**** Stored data ****
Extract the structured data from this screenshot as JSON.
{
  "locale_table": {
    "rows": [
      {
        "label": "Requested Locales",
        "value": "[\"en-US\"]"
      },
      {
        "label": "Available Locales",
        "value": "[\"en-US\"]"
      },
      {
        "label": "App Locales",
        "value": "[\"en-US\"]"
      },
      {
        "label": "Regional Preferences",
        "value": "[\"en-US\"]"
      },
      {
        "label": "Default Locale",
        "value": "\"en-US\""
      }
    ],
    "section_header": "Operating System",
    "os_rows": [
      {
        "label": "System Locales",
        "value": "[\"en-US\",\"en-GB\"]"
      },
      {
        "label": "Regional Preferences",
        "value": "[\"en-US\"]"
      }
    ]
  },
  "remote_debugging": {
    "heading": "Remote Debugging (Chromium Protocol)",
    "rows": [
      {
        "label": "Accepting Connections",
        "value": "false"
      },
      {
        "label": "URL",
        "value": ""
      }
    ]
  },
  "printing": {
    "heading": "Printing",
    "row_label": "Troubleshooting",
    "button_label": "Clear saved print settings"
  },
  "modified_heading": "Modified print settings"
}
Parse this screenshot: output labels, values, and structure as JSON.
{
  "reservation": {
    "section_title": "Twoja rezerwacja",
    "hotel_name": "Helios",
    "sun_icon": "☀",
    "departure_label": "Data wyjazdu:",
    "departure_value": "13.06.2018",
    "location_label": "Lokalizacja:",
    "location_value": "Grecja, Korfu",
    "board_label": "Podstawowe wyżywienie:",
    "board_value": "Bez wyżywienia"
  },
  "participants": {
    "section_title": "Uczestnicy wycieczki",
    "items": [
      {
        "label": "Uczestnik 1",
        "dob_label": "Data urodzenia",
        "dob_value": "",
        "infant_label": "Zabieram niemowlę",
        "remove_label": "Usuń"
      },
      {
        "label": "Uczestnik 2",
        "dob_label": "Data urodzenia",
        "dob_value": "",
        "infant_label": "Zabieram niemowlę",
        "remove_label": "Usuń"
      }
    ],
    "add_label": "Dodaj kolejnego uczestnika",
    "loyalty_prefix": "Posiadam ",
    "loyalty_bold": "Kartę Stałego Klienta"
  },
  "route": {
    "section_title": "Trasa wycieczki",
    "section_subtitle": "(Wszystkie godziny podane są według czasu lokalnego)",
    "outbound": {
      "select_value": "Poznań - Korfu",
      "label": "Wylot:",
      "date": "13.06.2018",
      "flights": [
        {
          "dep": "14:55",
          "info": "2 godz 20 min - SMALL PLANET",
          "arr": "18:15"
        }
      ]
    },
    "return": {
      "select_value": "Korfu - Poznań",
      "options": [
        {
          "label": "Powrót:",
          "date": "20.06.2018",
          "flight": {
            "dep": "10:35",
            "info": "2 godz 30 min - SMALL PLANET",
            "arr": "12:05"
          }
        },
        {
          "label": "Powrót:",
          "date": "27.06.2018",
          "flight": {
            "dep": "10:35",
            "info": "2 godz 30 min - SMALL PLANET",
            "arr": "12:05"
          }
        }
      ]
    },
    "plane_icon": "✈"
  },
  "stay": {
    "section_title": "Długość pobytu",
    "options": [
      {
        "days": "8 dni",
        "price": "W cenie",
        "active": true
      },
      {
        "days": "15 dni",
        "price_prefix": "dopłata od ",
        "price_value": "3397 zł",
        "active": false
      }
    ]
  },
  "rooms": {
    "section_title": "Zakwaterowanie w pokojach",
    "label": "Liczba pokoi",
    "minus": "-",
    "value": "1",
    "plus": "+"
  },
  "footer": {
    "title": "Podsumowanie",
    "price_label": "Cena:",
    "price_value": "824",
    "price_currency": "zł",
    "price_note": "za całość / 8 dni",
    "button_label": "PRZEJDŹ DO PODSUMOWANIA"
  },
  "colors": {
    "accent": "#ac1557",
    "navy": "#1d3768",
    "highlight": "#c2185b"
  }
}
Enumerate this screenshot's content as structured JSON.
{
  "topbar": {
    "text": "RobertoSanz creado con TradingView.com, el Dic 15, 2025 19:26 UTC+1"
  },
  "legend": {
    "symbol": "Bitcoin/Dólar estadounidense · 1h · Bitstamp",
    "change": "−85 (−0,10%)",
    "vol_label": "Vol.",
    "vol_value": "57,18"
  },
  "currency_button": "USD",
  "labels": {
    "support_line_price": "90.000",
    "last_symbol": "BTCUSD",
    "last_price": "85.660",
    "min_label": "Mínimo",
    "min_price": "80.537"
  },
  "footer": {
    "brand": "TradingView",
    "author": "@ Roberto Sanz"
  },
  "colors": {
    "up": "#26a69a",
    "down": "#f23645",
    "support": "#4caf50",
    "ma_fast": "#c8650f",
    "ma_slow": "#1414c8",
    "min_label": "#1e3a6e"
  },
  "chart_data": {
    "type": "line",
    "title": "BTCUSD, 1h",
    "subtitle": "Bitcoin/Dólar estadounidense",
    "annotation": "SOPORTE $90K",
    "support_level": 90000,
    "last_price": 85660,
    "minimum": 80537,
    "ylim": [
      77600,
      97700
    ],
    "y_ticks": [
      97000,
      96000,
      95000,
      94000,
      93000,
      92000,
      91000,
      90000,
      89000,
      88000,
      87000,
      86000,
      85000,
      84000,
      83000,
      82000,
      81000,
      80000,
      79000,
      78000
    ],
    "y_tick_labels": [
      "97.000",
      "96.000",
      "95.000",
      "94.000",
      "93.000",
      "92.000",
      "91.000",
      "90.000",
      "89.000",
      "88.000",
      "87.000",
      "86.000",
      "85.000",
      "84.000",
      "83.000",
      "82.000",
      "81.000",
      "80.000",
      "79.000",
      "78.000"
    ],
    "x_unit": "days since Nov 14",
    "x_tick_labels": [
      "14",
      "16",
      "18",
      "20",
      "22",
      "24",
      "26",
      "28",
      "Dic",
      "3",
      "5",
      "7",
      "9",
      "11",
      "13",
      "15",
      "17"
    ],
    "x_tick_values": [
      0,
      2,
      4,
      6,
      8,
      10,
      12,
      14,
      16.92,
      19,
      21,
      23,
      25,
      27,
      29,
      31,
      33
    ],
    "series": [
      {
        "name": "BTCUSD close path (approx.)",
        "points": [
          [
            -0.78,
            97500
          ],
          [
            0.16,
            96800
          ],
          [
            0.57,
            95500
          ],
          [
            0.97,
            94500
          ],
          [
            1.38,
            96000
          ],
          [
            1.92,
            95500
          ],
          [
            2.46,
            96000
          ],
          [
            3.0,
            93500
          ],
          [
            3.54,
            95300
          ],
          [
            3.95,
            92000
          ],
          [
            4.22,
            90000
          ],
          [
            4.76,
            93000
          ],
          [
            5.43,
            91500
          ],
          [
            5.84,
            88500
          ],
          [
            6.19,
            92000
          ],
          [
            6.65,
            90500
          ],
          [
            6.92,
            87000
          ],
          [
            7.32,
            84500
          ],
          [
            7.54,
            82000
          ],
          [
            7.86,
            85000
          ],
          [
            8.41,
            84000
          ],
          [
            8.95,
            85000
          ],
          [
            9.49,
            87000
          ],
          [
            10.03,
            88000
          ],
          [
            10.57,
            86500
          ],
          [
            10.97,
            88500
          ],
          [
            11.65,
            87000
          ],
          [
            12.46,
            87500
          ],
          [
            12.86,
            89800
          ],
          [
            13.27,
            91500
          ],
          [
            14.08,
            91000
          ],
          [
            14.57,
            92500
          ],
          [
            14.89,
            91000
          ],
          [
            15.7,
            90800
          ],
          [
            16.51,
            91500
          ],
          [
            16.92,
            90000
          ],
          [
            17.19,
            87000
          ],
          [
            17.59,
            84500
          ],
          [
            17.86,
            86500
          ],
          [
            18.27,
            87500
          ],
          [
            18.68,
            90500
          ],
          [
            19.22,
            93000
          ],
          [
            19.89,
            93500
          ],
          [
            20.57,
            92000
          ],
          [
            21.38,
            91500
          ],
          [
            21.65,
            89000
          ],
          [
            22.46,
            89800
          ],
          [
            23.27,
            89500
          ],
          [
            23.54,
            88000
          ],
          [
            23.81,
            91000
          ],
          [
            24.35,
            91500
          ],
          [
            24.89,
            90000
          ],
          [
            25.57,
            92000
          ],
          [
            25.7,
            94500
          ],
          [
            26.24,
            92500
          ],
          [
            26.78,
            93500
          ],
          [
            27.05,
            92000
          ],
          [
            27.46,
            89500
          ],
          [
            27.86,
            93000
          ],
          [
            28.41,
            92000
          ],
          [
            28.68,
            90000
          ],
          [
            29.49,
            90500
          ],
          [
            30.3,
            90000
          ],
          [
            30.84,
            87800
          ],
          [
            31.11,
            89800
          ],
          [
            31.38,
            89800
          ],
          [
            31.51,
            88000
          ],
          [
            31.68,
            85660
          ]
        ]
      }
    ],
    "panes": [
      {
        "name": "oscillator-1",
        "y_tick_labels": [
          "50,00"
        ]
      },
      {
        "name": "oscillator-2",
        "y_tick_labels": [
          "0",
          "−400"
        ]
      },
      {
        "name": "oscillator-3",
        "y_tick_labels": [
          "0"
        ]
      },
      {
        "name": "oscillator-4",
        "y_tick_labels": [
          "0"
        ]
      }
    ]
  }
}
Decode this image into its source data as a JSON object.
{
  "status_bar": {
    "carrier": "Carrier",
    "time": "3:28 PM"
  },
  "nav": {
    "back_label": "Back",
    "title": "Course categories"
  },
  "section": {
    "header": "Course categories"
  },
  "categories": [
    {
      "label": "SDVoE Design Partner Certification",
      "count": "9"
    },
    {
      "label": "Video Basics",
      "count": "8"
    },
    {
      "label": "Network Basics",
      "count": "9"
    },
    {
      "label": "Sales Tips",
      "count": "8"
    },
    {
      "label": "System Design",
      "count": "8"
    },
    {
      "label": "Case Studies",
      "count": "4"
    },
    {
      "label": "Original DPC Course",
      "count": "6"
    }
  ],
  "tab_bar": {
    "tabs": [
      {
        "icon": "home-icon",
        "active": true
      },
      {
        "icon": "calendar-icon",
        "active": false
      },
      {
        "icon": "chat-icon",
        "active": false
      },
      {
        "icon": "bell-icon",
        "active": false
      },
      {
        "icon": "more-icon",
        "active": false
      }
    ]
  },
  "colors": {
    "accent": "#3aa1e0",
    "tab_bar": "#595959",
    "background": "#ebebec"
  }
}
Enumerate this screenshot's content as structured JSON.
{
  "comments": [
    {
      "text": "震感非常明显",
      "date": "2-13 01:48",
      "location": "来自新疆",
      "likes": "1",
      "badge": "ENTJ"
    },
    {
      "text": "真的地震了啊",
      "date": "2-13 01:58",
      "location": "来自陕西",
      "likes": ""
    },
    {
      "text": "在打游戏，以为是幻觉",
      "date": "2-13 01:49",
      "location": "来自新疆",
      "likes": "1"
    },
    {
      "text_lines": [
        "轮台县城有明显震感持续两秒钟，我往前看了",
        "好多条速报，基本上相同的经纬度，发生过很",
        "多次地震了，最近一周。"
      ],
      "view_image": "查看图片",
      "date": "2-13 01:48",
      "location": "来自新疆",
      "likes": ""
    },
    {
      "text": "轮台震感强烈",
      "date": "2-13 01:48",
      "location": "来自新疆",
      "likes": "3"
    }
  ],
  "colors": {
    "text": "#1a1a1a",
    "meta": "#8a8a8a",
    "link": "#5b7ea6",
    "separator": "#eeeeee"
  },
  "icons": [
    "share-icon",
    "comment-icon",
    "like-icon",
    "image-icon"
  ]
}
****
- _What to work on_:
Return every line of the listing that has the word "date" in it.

- _Reply to the exercise_:
      "date": "13.06.2018",
          "date": "20.06.2018",
          "date": "27.06.2018",
      "date": "2-13 01:48",
      "date": "2-13 01:58",
      "date": "2-13 01:49",
      "date": "2-13 01:48",
      "date": "2-13 01:48",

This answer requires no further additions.